As might be expected, the books sold overseas were in some ways inferior to those marketed in the United States, but that is par for the course for companies that do business internationally, where they must figure out what products to sell and what prices to charge for them across the globe. That challenge is not easy because wealth differences between countries are often large enough that it no longer makes sense (as with Thailand and the United States) to sell exactly the same product at exactly the same price in two or more markets. Thus, the imperative often becomes: sell the best versions at the highest prices in the U.S., where the demand is strong; sell a somewhat stripped-down version of the same basic product for a lower price in Thailand, where the demand is weaker.
This form of price and product differentiation produces large social advantages. Let the same firm sell only a single product across all markets and miscalibrations will happen at both ends. Consumers in the strong market get an inferior product to what they prefer, while many consumers in weaker markets can be cut out altogether by a price/quality combination that they cannot afford. The seller loses out on revenues in both markets. The ability to segment markets therefore allows the seller of the copyrighted product to achieve a useful double value. It first reaches a larger number of customers from whom it can generate larger profits, which in turn increases its incentives to produce these copyrighted works in the first place.
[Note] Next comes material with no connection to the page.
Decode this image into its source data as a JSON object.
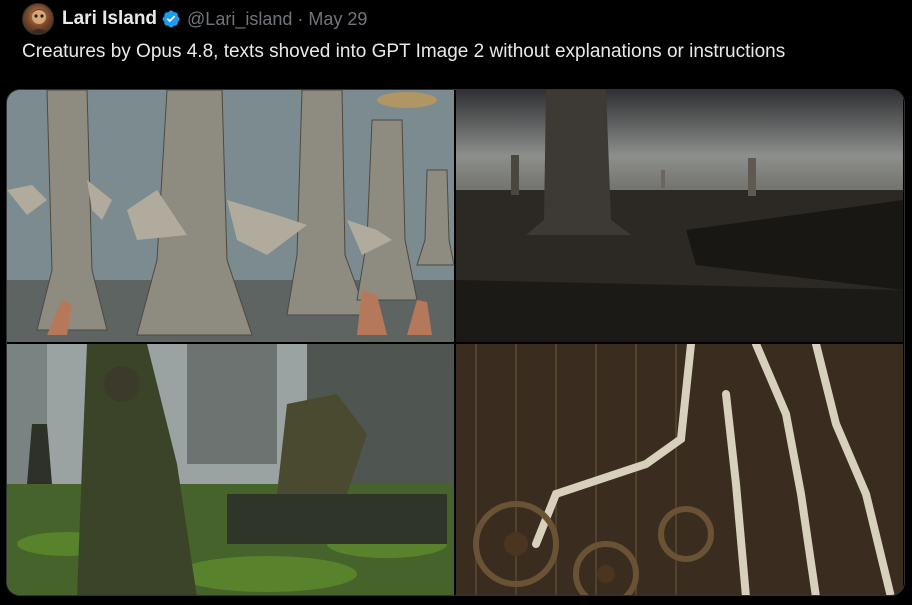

Using this price and product discrimination does not come free because the manufacturer has to police the boundaries against arbitrageurs—those individuals like Kirtsaeng who seek to exploit the differences in price and quality across these different markets. Sometimes arbitrageurs perform a useful social service by making sure that prices of a wide range of standardized products in different markets are properly aligned. But in this case their social role is negative, because they upset price discrimination strategies that advance social welfare for the reasons mentioned above.
The precise legal point in Kirtsaeng concerns the correct reading of section 109 of the Copyright Act, with provides that any person who owns a copy of a work “lawfully made under this title” is entitled to resell or otherwise dispose of that copy without the legal permission of the owner. It is widely understood that this section allows any person who lawfully buys a copy of the book in the United States to resell it as he or she sees fit and to pocket all the profits. The technical question is whether that person has the same right when the book is purchased lawfully overseas and is then resold after importation into the United States.
As a textual matter, it looks as though the words “under this title” extend only to works made in the United States pursuant to our Copyright Act. Any linguistic doubts on that matter, moreover, should yield to control the economics in these gray markets. That “first sale” doctrine in Section 109(a) only allows the seller of a copyrighted product to control the initial sale of a product and not its resale. That rule makes sense in those cases where the first sale and resale take place in the same market, for then the initial price can fully capture the gains from selling the work, without the added administrative burden of seeking to monitor subsequent sales. But where the second sale is in a different market from the first one, the need for price discrimination is important, so that gray market operators like Kirtsaeng should be shut down. As a matter of first principle, the Copyright Law should not be interpreted to upset these sensible social strategies. Kirtsaeng (who lost below in the Second Circuit) should lose again.